Cystinosis is an autosomal recessive disorder caused by pathogenic variants in the gene CTNS. While it is a pan-ethnic disorder, increased prevalence of the disease has been reported in French Canadians from the Saguenay-Lac St. Jean region and Sephardic Jewish individuals from Morocco. Several forms of the disease, which vary in severity, have been identified: the infantile nephropathic form, the juvenile form, and the adult non-nephropathic form. The infantile form is the most severe, with onset during the first year of life. Accumulation of cysteine in the lysosomes results in kidney problems leading to renal failure in childhood if not treated, as well as cysteine crystals in the eyes that cause photophobia and decreased visual acuity. Without treatment, life expectancy is approximately ten years of age; with treatment, patients may survive until middle age. In the juvenile form, the age of onset and the age of renal failure are delayed relative to the infantile form. In the adult non-nephropathic form, ocular manifestations occur without evidence of kidney disease. In this form, life expectancy is not affected.
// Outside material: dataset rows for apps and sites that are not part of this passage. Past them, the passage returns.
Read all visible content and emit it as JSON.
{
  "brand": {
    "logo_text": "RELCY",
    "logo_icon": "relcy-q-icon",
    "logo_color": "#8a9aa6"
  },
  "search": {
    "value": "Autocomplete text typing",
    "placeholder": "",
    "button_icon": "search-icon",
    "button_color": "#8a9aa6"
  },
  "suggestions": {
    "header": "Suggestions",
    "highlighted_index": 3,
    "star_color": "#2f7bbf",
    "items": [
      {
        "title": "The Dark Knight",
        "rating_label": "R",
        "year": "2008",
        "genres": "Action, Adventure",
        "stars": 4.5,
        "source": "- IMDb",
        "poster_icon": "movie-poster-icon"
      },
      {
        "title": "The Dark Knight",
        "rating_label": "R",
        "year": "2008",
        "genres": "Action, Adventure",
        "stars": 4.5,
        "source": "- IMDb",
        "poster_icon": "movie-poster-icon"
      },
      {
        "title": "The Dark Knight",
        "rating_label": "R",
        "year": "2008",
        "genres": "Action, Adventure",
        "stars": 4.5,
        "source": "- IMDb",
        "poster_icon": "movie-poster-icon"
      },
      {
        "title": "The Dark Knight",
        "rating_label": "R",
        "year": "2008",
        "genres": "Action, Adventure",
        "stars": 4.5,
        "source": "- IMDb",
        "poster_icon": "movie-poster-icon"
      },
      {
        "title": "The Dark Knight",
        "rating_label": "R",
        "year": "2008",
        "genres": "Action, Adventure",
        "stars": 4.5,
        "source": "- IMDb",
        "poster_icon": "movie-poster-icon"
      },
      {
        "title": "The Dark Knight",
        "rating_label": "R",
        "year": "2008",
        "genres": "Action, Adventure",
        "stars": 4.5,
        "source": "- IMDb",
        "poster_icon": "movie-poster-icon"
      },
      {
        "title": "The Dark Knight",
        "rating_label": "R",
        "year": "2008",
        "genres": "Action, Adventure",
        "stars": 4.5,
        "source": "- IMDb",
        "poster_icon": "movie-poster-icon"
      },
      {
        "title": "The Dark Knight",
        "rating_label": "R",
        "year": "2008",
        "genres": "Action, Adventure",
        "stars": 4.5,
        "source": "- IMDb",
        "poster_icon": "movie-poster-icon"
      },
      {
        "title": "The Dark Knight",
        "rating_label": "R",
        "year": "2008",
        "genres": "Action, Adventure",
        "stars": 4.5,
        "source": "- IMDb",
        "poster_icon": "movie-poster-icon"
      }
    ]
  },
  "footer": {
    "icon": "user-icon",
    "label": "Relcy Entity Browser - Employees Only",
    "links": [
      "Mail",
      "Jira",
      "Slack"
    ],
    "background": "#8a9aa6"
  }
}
A genotype-phenotype correlation has been observed where patients carrying alleles resulting in total loss of protein function have the infantile form of the disease, and those carrying at least one allele with residual activity are more likely to have a later-onset or non-nephropathic form of cystinosis.
For information about carrier frequency and residual risk, please see the Expanded Carrier Screen brochure.